• _Given information_:
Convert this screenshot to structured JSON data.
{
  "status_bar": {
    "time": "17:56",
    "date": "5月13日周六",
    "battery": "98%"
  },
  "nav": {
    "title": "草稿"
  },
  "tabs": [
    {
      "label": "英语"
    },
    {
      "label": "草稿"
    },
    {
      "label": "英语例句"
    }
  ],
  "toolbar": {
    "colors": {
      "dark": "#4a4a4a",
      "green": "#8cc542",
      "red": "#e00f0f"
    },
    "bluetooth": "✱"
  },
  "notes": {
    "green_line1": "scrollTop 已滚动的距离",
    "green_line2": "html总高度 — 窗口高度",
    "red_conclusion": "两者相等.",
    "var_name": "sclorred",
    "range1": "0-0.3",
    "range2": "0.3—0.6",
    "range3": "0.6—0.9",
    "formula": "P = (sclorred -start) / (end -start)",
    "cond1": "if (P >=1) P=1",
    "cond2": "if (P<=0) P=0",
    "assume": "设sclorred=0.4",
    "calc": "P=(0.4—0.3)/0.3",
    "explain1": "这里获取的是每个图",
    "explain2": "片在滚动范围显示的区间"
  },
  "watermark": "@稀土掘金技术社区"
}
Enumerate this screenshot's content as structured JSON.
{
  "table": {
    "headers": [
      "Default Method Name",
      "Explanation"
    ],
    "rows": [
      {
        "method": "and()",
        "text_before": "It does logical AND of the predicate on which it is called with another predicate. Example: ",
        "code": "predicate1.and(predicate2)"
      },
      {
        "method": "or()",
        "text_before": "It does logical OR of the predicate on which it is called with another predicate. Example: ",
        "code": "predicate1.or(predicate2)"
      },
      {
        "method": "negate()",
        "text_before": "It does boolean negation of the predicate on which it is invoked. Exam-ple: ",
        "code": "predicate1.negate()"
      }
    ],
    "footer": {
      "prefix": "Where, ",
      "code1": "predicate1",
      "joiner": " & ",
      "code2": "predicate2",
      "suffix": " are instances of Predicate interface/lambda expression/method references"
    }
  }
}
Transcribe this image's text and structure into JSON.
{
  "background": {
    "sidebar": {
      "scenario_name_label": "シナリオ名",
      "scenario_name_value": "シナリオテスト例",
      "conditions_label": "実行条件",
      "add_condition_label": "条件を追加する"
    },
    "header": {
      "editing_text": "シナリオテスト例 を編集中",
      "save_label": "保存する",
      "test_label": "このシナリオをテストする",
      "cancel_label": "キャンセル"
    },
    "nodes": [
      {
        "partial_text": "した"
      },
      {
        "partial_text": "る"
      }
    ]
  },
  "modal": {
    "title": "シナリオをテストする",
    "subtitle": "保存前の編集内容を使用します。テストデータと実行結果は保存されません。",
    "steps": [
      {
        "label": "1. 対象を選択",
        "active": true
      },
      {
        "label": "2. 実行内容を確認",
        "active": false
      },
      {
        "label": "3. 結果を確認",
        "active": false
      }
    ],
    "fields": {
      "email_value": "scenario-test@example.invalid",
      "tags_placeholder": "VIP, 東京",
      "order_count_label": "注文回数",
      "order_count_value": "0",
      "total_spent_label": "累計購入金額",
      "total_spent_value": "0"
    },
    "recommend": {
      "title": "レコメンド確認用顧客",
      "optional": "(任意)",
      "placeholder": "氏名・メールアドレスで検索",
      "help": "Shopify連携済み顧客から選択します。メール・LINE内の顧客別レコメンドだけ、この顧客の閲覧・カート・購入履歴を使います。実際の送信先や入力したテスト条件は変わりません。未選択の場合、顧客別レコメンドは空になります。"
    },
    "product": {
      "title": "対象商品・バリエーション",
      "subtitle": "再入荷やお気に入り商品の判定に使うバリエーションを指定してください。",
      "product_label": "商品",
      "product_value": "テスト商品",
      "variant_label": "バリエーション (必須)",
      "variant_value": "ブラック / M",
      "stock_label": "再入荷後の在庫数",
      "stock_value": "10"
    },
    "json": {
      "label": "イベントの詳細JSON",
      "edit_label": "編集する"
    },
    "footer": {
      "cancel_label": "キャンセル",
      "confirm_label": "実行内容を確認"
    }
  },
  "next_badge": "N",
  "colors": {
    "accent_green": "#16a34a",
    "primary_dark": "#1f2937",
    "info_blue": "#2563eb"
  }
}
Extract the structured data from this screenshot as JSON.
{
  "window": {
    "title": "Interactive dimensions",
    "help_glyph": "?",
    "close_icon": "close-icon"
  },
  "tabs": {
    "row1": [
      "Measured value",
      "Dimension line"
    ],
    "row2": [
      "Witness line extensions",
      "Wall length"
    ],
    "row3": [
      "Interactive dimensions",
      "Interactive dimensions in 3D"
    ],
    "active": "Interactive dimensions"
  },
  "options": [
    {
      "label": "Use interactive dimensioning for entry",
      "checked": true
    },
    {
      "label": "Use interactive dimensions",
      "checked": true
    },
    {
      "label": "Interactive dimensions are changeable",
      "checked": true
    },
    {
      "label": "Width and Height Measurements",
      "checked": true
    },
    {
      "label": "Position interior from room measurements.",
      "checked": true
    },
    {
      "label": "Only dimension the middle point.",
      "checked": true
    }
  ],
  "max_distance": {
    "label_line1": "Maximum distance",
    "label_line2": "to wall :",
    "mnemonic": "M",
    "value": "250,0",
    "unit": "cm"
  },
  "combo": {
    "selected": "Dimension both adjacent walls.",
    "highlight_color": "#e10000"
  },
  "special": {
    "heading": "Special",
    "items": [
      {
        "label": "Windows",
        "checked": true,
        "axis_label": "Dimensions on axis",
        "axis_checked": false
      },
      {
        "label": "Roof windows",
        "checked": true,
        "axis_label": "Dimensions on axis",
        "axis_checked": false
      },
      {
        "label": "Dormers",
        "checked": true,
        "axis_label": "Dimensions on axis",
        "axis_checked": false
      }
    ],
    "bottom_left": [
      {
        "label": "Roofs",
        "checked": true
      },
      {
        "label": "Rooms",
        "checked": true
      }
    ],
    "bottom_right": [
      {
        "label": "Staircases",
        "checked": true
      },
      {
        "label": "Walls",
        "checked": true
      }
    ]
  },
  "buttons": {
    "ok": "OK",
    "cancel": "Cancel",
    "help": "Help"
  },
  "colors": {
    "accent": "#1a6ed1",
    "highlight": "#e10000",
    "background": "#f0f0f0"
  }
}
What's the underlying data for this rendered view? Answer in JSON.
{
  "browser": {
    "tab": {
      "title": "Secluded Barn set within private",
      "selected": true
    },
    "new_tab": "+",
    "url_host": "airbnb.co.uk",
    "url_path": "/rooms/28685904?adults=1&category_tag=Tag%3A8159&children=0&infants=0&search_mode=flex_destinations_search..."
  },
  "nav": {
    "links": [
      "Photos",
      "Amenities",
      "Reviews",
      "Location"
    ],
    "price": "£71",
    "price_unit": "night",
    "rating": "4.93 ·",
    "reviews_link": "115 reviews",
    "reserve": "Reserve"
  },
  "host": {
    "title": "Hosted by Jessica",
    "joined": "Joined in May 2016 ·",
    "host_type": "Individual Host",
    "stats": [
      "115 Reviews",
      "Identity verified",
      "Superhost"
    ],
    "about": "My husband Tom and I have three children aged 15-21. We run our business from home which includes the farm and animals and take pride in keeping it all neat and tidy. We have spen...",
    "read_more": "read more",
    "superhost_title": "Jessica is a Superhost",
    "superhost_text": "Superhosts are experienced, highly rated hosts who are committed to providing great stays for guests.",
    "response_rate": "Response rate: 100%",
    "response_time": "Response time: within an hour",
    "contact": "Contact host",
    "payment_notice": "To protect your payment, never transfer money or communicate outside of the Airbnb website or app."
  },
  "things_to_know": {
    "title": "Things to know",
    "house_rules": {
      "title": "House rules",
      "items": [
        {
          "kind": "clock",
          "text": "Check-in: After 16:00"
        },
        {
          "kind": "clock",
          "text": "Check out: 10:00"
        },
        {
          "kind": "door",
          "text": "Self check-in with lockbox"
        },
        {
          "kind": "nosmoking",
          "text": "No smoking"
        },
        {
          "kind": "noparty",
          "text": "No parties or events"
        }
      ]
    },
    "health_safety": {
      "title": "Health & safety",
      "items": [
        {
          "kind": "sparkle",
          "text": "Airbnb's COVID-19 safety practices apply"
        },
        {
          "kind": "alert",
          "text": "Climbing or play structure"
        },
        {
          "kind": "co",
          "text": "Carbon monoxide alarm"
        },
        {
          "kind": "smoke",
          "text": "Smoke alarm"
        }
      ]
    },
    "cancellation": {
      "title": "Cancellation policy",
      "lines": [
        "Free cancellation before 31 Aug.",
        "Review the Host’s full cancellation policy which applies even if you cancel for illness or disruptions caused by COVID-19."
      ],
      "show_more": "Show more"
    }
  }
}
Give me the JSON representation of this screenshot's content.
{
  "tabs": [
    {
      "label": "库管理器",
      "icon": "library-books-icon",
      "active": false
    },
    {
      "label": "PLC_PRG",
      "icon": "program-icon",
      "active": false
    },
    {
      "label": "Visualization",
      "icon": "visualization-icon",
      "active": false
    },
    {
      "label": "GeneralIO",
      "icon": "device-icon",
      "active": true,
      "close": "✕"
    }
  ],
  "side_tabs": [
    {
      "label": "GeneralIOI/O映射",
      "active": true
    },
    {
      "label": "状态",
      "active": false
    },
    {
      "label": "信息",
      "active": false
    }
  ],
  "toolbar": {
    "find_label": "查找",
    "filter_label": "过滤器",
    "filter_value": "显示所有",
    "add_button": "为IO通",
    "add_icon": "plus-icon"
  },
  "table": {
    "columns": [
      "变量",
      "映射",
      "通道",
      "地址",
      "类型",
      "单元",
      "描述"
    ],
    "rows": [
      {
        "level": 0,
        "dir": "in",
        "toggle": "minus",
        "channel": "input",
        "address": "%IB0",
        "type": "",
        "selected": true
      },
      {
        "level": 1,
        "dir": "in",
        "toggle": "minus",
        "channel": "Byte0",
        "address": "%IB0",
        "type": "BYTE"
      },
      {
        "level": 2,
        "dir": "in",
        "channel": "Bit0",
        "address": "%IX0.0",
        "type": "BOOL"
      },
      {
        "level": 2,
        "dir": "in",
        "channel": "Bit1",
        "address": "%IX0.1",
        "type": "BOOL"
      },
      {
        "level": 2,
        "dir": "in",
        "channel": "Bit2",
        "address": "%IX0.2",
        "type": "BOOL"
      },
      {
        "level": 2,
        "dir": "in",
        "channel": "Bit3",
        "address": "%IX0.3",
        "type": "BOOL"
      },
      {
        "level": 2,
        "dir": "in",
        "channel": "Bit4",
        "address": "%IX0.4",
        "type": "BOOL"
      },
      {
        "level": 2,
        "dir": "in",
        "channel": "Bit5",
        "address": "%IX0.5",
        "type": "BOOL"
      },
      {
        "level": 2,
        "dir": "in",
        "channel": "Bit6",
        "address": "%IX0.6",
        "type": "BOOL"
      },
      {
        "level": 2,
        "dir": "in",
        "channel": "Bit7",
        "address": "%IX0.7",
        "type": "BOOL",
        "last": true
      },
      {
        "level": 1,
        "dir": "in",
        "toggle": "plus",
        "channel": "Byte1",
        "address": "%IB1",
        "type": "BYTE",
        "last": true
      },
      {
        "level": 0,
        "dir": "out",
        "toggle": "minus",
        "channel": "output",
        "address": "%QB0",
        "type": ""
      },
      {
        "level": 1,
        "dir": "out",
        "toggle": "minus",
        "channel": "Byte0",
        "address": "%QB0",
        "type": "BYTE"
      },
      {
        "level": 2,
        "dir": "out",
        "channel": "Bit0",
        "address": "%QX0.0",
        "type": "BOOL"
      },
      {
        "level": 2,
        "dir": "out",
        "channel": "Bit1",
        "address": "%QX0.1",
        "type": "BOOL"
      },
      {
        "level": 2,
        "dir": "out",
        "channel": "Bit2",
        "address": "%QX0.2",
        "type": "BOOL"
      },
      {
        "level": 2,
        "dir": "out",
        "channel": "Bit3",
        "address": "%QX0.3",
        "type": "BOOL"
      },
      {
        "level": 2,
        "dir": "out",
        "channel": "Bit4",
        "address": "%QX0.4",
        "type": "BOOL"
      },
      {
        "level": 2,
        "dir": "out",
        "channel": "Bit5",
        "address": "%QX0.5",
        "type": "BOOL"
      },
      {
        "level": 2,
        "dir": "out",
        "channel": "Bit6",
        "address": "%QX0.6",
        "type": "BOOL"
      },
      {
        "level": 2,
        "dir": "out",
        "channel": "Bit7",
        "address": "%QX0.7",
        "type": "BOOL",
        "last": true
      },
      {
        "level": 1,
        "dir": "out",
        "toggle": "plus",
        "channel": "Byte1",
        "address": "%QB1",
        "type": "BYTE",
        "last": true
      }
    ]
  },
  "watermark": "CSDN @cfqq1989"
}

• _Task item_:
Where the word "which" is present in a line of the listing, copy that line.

• _Response to this exercise_:
        "text_before": "It does logical AND of the predicate on which it is called with another predicate. Example: ",
        "text_before": "It does logical OR of the predicate on which it is called with another predicate. Example: ",
        "text_before": "It does boolean negation of the predicate on which it is invoked. Exam-ple: ",
    "about": "My husband Tom and I have three children aged 15-21. We run our business from home which includes the farm and animals and take pride in keeping it all neat and tidy. We have spen...",
        "Review the Host’s full cancellation policy which applies even if you cancel for illness or disruptions caused by COVID-19."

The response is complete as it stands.